-- Supplied material follows --
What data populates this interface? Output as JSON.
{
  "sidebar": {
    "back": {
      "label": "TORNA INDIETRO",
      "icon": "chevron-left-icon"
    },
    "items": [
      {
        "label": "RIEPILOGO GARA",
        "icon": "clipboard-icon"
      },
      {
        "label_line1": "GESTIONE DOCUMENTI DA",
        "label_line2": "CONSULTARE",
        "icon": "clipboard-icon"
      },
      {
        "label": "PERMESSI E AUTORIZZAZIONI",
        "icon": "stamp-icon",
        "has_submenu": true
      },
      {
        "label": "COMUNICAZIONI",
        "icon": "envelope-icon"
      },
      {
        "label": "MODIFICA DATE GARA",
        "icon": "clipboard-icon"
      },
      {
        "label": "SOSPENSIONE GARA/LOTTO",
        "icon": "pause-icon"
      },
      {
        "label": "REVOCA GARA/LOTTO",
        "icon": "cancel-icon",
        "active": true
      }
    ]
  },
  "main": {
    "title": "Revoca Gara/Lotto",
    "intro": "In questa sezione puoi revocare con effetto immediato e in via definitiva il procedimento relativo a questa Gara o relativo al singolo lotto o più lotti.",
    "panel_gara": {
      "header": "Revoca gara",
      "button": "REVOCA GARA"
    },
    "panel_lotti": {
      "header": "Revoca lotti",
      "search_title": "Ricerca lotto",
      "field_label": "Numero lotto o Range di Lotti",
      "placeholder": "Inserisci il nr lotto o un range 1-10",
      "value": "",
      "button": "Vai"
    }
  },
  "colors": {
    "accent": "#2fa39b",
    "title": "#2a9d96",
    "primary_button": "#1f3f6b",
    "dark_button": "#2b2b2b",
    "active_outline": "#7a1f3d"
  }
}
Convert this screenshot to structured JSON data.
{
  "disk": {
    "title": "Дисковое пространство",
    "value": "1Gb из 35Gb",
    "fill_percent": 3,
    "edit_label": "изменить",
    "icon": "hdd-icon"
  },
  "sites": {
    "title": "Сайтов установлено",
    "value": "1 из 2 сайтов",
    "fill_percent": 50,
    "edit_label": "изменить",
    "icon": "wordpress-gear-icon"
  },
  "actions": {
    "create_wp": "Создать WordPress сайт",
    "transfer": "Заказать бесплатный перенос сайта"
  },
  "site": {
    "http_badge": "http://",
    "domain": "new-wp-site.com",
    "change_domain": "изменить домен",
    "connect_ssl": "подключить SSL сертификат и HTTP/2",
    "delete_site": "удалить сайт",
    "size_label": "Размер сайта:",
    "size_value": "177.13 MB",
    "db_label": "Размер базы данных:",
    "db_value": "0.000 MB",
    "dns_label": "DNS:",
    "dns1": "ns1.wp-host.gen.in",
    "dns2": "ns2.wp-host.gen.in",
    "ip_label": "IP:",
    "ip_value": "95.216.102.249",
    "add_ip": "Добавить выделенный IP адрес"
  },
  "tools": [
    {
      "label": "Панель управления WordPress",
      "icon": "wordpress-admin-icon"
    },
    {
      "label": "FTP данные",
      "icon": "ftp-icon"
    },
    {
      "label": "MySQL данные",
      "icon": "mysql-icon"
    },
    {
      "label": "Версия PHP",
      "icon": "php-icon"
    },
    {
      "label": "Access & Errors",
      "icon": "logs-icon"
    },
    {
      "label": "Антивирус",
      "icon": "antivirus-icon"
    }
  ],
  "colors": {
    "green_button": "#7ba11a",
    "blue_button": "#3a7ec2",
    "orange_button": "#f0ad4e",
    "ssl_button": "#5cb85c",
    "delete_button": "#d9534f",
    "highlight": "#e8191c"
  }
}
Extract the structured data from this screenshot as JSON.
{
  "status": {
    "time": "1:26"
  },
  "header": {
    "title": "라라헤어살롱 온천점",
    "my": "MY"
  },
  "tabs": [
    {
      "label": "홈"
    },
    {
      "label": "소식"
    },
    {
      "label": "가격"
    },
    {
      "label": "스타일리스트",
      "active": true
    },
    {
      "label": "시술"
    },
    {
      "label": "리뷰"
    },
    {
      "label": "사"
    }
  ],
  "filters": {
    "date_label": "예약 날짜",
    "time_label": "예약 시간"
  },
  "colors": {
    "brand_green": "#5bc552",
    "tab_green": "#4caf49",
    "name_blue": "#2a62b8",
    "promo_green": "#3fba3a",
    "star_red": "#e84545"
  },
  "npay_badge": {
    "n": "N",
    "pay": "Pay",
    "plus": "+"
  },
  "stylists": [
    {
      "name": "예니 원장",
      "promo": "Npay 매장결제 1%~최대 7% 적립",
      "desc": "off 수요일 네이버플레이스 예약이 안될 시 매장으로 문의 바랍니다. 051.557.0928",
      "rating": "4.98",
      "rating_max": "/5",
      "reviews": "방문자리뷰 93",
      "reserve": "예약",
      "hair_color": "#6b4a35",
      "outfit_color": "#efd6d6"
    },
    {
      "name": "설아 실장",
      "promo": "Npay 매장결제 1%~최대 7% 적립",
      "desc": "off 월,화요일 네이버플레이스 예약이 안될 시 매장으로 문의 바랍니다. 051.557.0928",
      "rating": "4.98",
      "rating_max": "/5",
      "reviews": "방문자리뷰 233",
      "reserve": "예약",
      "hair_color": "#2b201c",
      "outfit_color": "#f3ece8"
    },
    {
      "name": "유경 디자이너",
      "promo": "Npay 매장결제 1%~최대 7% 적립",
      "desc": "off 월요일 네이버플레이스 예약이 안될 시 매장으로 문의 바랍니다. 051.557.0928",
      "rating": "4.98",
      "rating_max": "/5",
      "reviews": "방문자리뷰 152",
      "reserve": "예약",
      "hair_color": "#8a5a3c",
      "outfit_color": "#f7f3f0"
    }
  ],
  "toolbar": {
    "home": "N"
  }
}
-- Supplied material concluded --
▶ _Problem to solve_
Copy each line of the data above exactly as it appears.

▶ _Result for this task_
What data populates this interface? Output as JSON.
{
  "sidebar": {
    "back": {
      "label": "TORNA INDIETRO",
      "icon": "chevron-left-icon"
    },
    "items": [
      {
        "label": "RIEPILOGO GARA",
        "icon": "clipboard-icon"
      },
      {
        "label_line1": "GESTIONE DOCUMENTI DA",
        "label_line2": "CONSULTARE",
        "icon": "clipboard-icon"
      },
      {
        "label": "PERMESSI E AUTORIZZAZIONI",
        "icon": "stamp-icon",
        "has_submenu": true
      },
      {
        "label": "COMUNICAZIONI",
        "icon": "envelope-icon"
      },
      {
        "label": "MODIFICA DATE GARA",
        "icon": "clipboard-icon"
      },
      {
        "label": "SOSPENSIONE GARA/LOTTO",
        "icon": "pause-icon"
      },
      {
        "label": "REVOCA GARA/LOTTO",
        "icon": "cancel-icon",
        "active": true
      }
    ]
  },
  "main": {
    "title": "Revoca Gara/Lotto",
    "intro": "In questa sezione puoi revocare con effetto immediato e in via definitiva il procedimento relativo a questa Gara o relativo al singolo lotto o più lotti.",
    "panel_gara": {
      "header": "Revoca gara",
      "button": "REVOCA GARA"
    },
    "panel_lotti": {
      "header": "Revoca lotti",
      "search_title": "Ricerca lotto",
      "field_label": "Numero lotto o Range di Lotti",
      "placeholder": "Inserisci il nr lotto o un range 1-10",
      "value": "",
      "button": "Vai"
    }
  },
  "colors": {
    "accent": "#2fa39b",
    "title": "#2a9d96",
    "primary_button": "#1f3f6b",
    "dark_button": "#2b2b2b",
    "active_outline": "#7a1f3d"
  }
}
Convert this screenshot to structured JSON data.
{
  "disk": {
    "title": "Дисковое пространство",
    "value": "1Gb из 35Gb",
    "fill_percent": 3,
    "edit_label": "изменить",
    "icon": "hdd-icon"
  },
  "sites": {
    "title": "Сайтов установлено",
    "value": "1 из 2 сайтов",
    "fill_percent": 50,
    "edit_label": "изменить",
    "icon": "wordpress-gear-icon"
  },
  "actions": {
    "create_wp": "Создать WordPress сайт",
    "transfer": "Заказать бесплатный перенос сайта"
  },
  "site": {
    "http_badge": "http://",
    "domain": "new-wp-site.com",
    "change_domain": "изменить домен",
    "connect_ssl": "подключить SSL сертификат и HTTP/2",
    "delete_site": "удалить сайт",
    "size_label": "Размер сайта:",
    "size_value": "177.13 MB",
    "db_label": "Размер базы данных:",
    "db_value": "0.000 MB",
    "dns_label": "DNS:",
    "dns1": "ns1.wp-host.gen.in",
    "dns2": "ns2.wp-host.gen.in",
    "ip_label": "IP:",
    "ip_value": "95.216.102.249",
    "add_ip": "Добавить выделенный IP адрес"
  },
  "tools": [
    {
      "label": "Панель управления WordPress",
      "icon": "wordpress-admin-icon"
    },
    {
      "label": "FTP данные",
      "icon": "ftp-icon"
    },
    {
      "label": "MySQL данные",
      "icon": "mysql-icon"
    },
    {
      "label": "Версия PHP",
      "icon": "php-icon"
    },
    {
      "label": "Access & Errors",
      "icon": "logs-icon"
    },
    {
      "label": "Антивирус",
      "icon": "antivirus-icon"
    }
  ],
  "colors": {
    "green_button": "#7ba11a",
    "blue_button": "#3a7ec2",
    "orange_button": "#f0ad4e",
    "ssl_button": "#5cb85c",
    "delete_button": "#d9534f",
    "highlight": "#e8191c"
  }
}
Extract the structured data from this screenshot as JSON.
{
  "status": {
    "time": "1:26"
  },
  "header": {
    "title": "라라헤어살롱 온천점",
    "my": "MY"
  },
  "tabs": [
    {
      "label": "홈"
    },
    {
      "label": "소식"
    },
    {
      "label": "가격"
    },
    {
      "label": "스타일리스트",
      "active": true
    },
    {
      "label": "시술"
    },
    {
      "label": "리뷰"
    },
    {
      "label": "사"
    }
  ],
  "filters": {
    "date_label": "예약 날짜",
    "time_label": "예약 시간"
  },
  "colors": {
    "brand_green": "#5bc552",
    "tab_green": "#4caf49",
    "name_blue": "#2a62b8",
    "promo_green": "#3fba3a",
    "star_red": "#e84545"
  },
  "npay_badge": {
    "n": "N",
    "pay": "Pay",
    "plus": "+"
  },
  "stylists": [
    {
      "name": "예니 원장",
      "promo": "Npay 매장결제 1%~최대 7% 적립",
      "desc": "off 수요일 네이버플레이스 예약이 안될 시 매장으로 문의 바랍니다. 051.557.0928",
      "rating": "4.98",
      "rating_max": "/5",
      "reviews": "방문자리뷰 93",
      "reserve": "예약",
      "hair_color": "#6b4a35",
      "outfit_color": "#efd6d6"
    },
    {
      "name": "설아 실장",
      "promo": "Npay 매장결제 1%~최대 7% 적립",
      "desc": "off 월,화요일 네이버플레이스 예약이 안될 시 매장으로 문의 바랍니다. 051.557.0928",
      "rating": "4.98",
      "rating_max": "/5",
      "reviews": "방문자리뷰 233",
      "reserve": "예약",
      "hair_color": "#2b201c",
      "outfit_color": "#f3ece8"
    },
    {
      "name": "유경 디자이너",
      "promo": "Npay 매장결제 1%~최대 7% 적립",
      "desc": "off 월요일 네이버플레이스 예약이 안될 시 매장으로 문의 바랍니다. 051.557.0928",
      "rating": "4.98",
      "rating_max": "/5",
      "reviews": "방문자리뷰 152",
      "reserve": "예약",
      "hair_color": "#8a5a3c",
      "outfit_color": "#f7f3f0"
    }
  ],
  "toolbar": {
    "home": "N"
  }
}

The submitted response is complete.